6  Spareribs (meaty)                                                                                                         ¼ cup Soy Sauce                                                                                                                  ½ cup red Chinese sauce (Ah So)                                                                          1½ Tbs Catsup                                                                                                                 1½ tsp Mustard (I use powdered)                                                                          1½ Tbs Red Wine Vinegar (or other vinegar)                                                    1 Tbs Brown Sugar                                                                                                            5 Garlic Cloves, well chopped                                                                               1/3 cup Honey (dissolved in some water)

  1. Marinate the spareribs (turning occasionally) in everything but the honey.  Best if marinated for a full day (or even 36 hours).  A 10×14” pan works particularly well.  You will probably have to cut the rack of ribs into 6” sections to fit, but don’t cut individual ribs.
  2. Bake at 335 for about an hour, with the meat side up on a rack over a cookie tray.  Put aluminum foil in the pan to catch the fat drippings.
  3. Place a tray of water a few inches under the cooking tray.  This generates steam and keeps the ribs moist.  (Make sure that it doesn’t evaporate.)
  4. Baste the ribs with honey every 15 minutes
  5. Remove the ribs from the oven, get rid of the foil and the fat.
  6. Put the ribs back in, under the broiler, about 6” from the element.  Baste heavily with the honey and broil for 5-7 minutes to crisp the ribs.  Turn over, baste the back side, and cook the back under the broiler for 5-7 minutes. A lot more fat may come off during the broiling process.
  7. Individually cut apart the ribs.
  8. Serve with Duck Sauce and lots of napkins.
Our “Chef’s Corner” feature writer John Rudy
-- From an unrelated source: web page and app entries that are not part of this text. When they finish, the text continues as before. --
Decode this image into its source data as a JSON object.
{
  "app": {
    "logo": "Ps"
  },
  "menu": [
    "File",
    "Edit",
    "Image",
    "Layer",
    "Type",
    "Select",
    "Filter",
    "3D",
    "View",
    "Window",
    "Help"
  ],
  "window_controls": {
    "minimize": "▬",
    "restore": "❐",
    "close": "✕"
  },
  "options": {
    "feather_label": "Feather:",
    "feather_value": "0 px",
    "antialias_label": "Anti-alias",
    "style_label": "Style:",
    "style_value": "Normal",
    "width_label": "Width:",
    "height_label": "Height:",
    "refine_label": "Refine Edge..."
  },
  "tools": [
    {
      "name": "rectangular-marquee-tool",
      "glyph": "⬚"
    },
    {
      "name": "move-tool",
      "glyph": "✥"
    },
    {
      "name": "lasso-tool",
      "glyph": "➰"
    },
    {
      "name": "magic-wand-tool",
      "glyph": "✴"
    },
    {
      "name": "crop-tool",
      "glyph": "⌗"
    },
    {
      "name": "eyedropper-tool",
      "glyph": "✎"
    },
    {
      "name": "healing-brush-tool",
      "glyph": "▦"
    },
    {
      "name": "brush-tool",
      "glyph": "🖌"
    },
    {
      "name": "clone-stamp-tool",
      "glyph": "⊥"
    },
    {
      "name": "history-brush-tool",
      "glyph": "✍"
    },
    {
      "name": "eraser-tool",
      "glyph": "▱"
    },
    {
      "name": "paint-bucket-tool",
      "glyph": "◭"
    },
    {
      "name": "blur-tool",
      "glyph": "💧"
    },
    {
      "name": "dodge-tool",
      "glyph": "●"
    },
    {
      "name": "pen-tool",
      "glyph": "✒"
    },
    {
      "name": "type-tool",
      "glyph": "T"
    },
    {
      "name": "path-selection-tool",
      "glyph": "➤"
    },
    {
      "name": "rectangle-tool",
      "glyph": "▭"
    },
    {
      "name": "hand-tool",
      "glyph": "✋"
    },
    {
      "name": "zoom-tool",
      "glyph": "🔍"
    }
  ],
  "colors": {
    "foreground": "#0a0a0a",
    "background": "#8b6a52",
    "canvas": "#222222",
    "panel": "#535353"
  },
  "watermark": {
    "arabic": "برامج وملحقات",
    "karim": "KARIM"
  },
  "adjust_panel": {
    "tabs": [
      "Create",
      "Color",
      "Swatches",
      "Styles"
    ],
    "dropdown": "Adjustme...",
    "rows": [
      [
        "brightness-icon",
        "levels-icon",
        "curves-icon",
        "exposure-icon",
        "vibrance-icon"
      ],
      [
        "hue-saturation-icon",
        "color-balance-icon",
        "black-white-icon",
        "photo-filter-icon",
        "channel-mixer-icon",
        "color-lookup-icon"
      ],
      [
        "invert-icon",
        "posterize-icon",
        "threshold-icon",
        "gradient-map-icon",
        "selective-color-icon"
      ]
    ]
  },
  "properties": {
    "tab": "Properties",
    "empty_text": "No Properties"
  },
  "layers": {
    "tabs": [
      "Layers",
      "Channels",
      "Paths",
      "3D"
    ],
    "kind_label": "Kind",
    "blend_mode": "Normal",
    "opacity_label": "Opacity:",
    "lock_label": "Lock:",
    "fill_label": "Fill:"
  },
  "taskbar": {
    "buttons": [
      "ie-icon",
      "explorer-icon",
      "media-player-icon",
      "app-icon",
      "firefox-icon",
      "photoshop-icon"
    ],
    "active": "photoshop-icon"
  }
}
John says that it was his mother who inspired his love of cooking and baking at an early age.  (She cooked exclusively vegetables in boil-able packages.)

john.rudy@alum.mit.edu (781-861-0402)